** SOURCE DATA follows **
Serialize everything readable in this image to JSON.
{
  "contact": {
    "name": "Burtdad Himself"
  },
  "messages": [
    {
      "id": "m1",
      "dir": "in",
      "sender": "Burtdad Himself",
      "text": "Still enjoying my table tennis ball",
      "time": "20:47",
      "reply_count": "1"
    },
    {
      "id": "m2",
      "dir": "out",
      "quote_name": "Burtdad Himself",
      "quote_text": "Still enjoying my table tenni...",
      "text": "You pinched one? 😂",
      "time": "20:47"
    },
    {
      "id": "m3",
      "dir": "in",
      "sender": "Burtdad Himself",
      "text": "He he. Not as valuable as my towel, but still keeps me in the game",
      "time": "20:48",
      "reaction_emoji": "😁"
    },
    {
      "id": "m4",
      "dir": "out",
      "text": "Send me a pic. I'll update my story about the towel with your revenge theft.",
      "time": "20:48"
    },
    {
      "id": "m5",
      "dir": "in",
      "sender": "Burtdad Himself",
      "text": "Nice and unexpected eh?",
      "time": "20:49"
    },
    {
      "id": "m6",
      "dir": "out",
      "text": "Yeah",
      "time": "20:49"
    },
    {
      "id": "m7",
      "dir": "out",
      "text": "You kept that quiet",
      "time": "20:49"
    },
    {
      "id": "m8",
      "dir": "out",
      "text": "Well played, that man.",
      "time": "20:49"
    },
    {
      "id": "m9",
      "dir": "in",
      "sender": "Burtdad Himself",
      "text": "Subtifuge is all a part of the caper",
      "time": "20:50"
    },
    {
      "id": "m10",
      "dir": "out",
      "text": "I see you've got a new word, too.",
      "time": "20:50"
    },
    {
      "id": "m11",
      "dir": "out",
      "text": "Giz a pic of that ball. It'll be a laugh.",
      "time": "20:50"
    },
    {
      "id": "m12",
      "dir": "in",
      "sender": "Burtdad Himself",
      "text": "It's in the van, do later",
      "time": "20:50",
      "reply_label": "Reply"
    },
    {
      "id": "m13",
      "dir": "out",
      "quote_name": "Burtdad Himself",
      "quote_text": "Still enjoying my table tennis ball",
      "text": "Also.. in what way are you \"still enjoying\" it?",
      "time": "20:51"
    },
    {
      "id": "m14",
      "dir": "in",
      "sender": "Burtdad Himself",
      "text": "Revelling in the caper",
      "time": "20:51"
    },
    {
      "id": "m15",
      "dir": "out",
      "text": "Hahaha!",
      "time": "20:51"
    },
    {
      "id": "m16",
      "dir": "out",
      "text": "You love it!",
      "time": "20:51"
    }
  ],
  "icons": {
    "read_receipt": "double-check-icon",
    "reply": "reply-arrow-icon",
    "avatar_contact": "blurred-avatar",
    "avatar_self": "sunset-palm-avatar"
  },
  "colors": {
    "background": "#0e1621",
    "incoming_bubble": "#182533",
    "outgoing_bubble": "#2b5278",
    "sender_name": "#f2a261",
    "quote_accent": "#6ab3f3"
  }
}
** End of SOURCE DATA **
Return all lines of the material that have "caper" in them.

      "text": "Subtifuge is all a part of the caper",
      "text": "Revelling in the caper",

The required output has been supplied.